Each entry is to be printed again word for word.

Start of Exercise materials

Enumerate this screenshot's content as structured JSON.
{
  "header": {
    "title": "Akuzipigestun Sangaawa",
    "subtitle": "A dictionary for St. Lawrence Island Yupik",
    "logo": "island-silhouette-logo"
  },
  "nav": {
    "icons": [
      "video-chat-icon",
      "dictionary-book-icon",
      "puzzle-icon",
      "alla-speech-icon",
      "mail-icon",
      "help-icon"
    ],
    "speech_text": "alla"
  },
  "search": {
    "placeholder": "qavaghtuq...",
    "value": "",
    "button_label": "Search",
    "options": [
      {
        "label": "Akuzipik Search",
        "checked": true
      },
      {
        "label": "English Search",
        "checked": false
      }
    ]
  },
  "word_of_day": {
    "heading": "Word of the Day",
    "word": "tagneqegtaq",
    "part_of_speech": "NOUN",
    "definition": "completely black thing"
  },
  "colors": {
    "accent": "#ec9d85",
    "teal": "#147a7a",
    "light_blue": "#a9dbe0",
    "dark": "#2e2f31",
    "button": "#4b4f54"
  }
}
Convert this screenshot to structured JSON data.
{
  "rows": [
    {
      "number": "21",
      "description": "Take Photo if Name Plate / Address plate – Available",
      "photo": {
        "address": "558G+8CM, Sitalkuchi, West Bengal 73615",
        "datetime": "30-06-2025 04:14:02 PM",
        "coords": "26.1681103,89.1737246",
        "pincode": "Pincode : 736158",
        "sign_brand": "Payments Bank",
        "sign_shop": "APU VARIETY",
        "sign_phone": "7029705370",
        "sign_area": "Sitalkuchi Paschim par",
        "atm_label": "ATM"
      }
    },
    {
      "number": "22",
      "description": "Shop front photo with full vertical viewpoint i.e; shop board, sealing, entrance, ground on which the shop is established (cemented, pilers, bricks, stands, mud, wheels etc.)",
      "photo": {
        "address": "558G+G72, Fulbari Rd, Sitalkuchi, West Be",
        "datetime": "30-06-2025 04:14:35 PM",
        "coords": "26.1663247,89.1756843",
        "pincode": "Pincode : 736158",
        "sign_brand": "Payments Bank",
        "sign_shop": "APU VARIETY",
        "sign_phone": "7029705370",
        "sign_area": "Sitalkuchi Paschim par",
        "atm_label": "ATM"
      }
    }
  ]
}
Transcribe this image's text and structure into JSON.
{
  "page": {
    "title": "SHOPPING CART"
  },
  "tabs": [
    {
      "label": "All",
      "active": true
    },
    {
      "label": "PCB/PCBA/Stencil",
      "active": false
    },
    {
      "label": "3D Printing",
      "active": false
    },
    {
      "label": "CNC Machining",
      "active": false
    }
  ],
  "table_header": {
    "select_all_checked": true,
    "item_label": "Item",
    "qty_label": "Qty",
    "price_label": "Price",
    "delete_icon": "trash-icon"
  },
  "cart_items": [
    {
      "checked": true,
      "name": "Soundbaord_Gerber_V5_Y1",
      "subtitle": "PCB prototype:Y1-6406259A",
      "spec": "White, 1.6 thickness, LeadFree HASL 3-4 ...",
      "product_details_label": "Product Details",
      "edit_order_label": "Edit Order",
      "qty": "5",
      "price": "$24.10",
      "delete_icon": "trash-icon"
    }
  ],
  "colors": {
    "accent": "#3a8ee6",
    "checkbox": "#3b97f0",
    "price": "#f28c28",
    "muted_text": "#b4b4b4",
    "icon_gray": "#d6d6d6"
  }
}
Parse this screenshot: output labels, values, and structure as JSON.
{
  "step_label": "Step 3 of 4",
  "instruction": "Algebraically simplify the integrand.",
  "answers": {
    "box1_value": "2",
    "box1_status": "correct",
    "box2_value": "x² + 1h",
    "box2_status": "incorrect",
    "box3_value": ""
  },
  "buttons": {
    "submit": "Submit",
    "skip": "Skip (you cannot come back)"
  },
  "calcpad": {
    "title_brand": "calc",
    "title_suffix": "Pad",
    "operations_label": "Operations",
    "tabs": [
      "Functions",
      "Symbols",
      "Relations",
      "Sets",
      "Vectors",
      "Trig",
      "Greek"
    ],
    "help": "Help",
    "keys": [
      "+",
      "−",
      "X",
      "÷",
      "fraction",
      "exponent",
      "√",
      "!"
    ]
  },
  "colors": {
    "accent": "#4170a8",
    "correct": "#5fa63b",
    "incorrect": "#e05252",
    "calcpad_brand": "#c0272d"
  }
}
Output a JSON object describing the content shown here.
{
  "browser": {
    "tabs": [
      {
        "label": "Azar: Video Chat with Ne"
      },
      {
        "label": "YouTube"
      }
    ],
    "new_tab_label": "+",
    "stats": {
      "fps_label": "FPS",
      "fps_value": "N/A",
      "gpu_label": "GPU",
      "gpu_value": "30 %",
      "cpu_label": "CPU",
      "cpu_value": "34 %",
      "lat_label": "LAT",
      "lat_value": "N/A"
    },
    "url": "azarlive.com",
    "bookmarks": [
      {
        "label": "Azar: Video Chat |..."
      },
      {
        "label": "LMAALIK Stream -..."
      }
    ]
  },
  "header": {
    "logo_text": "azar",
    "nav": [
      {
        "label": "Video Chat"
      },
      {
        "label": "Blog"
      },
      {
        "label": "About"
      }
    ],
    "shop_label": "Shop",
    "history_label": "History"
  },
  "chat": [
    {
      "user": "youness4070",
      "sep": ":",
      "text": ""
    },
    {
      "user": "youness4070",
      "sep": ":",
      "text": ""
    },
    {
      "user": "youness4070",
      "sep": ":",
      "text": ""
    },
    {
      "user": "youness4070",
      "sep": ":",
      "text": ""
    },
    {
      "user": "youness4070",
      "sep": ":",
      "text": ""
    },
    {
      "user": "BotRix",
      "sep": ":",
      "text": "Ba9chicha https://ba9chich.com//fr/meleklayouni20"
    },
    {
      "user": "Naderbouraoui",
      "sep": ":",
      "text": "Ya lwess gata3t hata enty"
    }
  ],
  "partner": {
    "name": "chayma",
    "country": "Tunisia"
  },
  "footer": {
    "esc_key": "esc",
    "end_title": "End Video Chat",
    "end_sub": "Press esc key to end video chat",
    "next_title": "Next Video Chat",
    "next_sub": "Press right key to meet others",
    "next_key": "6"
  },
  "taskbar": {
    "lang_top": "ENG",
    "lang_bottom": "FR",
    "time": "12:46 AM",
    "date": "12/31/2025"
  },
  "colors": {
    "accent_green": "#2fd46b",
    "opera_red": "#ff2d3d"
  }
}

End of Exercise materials

Exercise response
Enumerate this screenshot's content as structured JSON.
{
  "header": {
    "title": "Akuzipigestun Sangaawa",
    "subtitle": "A dictionary for St. Lawrence Island Yupik",
    "logo": "island-silhouette-logo"
  },
  "nav": {
    "icons": [
      "video-chat-icon",
      "dictionary-book-icon",
      "puzzle-icon",
      "alla-speech-icon",
      "mail-icon",
      "help-icon"
    ],
    "speech_text": "alla"
  },
  "search": {
    "placeholder": "qavaghtuq...",
    "value": "",
    "button_label": "Search",
    "options": [
      {
        "label": "Akuzipik Search",
        "checked": true
      },
      {
        "label": "English Search",
        "checked": false
      }
    ]
  },
  "word_of_day": {
    "heading": "Word of the Day",
    "word": "tagneqegtaq",
    "part_of_speech": "NOUN",
    "definition": "completely black thing"
  },
  "colors": {
    "accent": "#ec9d85",
    "teal": "#147a7a",
    "light_blue": "#a9dbe0",
    "dark": "#2e2f31",
    "button": "#4b4f54"
  }
}
Convert this screenshot to structured JSON data.
{
  "rows": [
    {
      "number": "21",
      "description": "Take Photo if Name Plate / Address plate – Available",
      "photo": {
        "address": "558G+8CM, Sitalkuchi, West Bengal 73615",
        "datetime": "30-06-2025 04:14:02 PM",
        "coords": "26.1681103,89.1737246",
        "pincode": "Pincode : 736158",
        "sign_brand": "Payments Bank",
        "sign_shop": "APU VARIETY",
        "sign_phone": "7029705370",
        "sign_area": "Sitalkuchi Paschim par",
        "atm_label": "ATM"
      }
    },
    {
      "number": "22",
      "description": "Shop front photo with full vertical viewpoint i.e; shop board, sealing, entrance, ground on which the shop is established (cemented, pilers, bricks, stands, mud, wheels etc.)",
      "photo": {
        "address": "558G+G72, Fulbari Rd, Sitalkuchi, West Be",
        "datetime": "30-06-2025 04:14:35 PM",
        "coords": "26.1663247,89.1756843",
        "pincode": "Pincode : 736158",
        "sign_brand": "Payments Bank",
        "sign_shop": "APU VARIETY",
        "sign_phone": "7029705370",
        "sign_area": "Sitalkuchi Paschim par",
        "atm_label": "ATM"
      }
    }
  ]
}
Transcribe this image's text and structure into JSON.
{
  "page": {
    "title": "SHOPPING CART"
  },
  "tabs": [
    {
      "label": "All",
      "active": true
    },
    {
      "label": "PCB/PCBA/Stencil",
      "active": false
    },
    {
      "label": "3D Printing",
      "active": false
    },
    {
      "label": "CNC Machining",
      "active": false
    }
  ],
  "table_header": {
    "select_all_checked": true,
    "item_label": "Item",
    "qty_label": "Qty",
    "price_label": "Price",
    "delete_icon": "trash-icon"
  },
  "cart_items": [
    {
      "checked": true,
      "name": "Soundbaord_Gerber_V5_Y1",
      "subtitle": "PCB prototype:Y1-6406259A",
      "spec": "White, 1.6 thickness, LeadFree HASL 3-4 ...",
      "product_details_label": "Product Details",
      "edit_order_label": "Edit Order",
      "qty": "5",
      "price": "$24.10",
      "delete_icon": "trash-icon"
    }
  ],
  "colors": {
    "accent": "#3a8ee6",
    "checkbox": "#3b97f0",
    "price": "#f28c28",
    "muted_text": "#b4b4b4",
    "icon_gray": "#d6d6d6"
  }
}
Parse this screenshot: output labels, values, and structure as JSON.
{
  "step_label": "Step 3 of 4",
  "instruction": "Algebraically simplify the integrand.",
  "answers": {
    "box1_value": "2",
    "box1_status": "correct",
    "box2_value": "x² + 1h",
    "box2_status": "incorrect",
    "box3_value": ""
  },
  "buttons": {
    "submit": "Submit",
    "skip": "Skip (you cannot come back)"
  },
  "calcpad": {
    "title_brand": "calc",
    "title_suffix": "Pad",
    "operations_label": "Operations",
    "tabs": [
      "Functions",
      "Symbols",
      "Relations",
      "Sets",
      "Vectors",
      "Trig",
      "Greek"
    ],
    "help": "Help",
    "keys": [
      "+",
      "−",
      "X",
      "÷",
      "fraction",
      "exponent",
      "√",
      "!"
    ]
  },
  "colors": {
    "accent": "#4170a8",
    "correct": "#5fa63b",
    "incorrect": "#e05252",
    "calcpad_brand": "#c0272d"
  }
}
Output a JSON object describing the content shown here.
{
  "browser": {
    "tabs": [
      {
        "label": "Azar: Video Chat with Ne"
      },
      {
        "label": "YouTube"
      }
    ],
    "new_tab_label": "+",
    "stats": {
      "fps_label": "FPS",
      "fps_value": "N/A",
      "gpu_label": "GPU",
      "gpu_value": "30 %",
      "cpu_label": "CPU",
      "cpu_value": "34 %",
      "lat_label": "LAT",
      "lat_value": "N/A"
    },
    "url": "azarlive.com",
    "bookmarks": [
      {
        "label": "Azar: Video Chat |..."
      },
      {
        "label": "LMAALIK Stream -..."
      }
    ]
  },
  "header": {
    "logo_text": "azar",
    "nav": [
      {
        "label": "Video Chat"
      },
      {
        "label": "Blog"
      },
      {
        "label": "About"
      }
    ],
    "shop_label": "Shop",
    "history_label": "History"
  },
  "chat": [
    {
      "user": "youness4070",
      "sep": ":",
      "text": ""
    },
    {
      "user": "youness4070",
      "sep": ":",
      "text": ""
    },
    {
      "user": "youness4070",
      "sep": ":",
      "text": ""
    },
    {
      "user": "youness4070",
      "sep": ":",
      "text": ""
    },
    {
      "user": "youness4070",
      "sep": ":",
      "text": ""
    },
    {
      "user": "BotRix",
      "sep": ":",
      "text": "Ba9chicha https://ba9chich.com//fr/meleklayouni20"
    },
    {
      "user": "Naderbouraoui",
      "sep": ":",
      "text": "Ya lwess gata3t hata enty"
    }
  ],
  "partner": {
    "name": "chayma",
    "country": "Tunisia"
  },
  "footer": {
    "esc_key": "esc",
    "end_title": "End Video Chat",
    "end_sub": "Press esc key to end video chat",
    "next_title": "Next Video Chat",
    "next_sub": "Press right key to meet others",
    "next_key": "6"
  },
  "taskbar": {
    "lang_top": "ENG",
    "lang_bottom": "FR",
    "time": "12:46 AM",
    "date": "12/31/2025"
  },
  "colors": {
    "accent_green": "#2fd46b",
    "opera_red": "#ff2d3d"
  }
}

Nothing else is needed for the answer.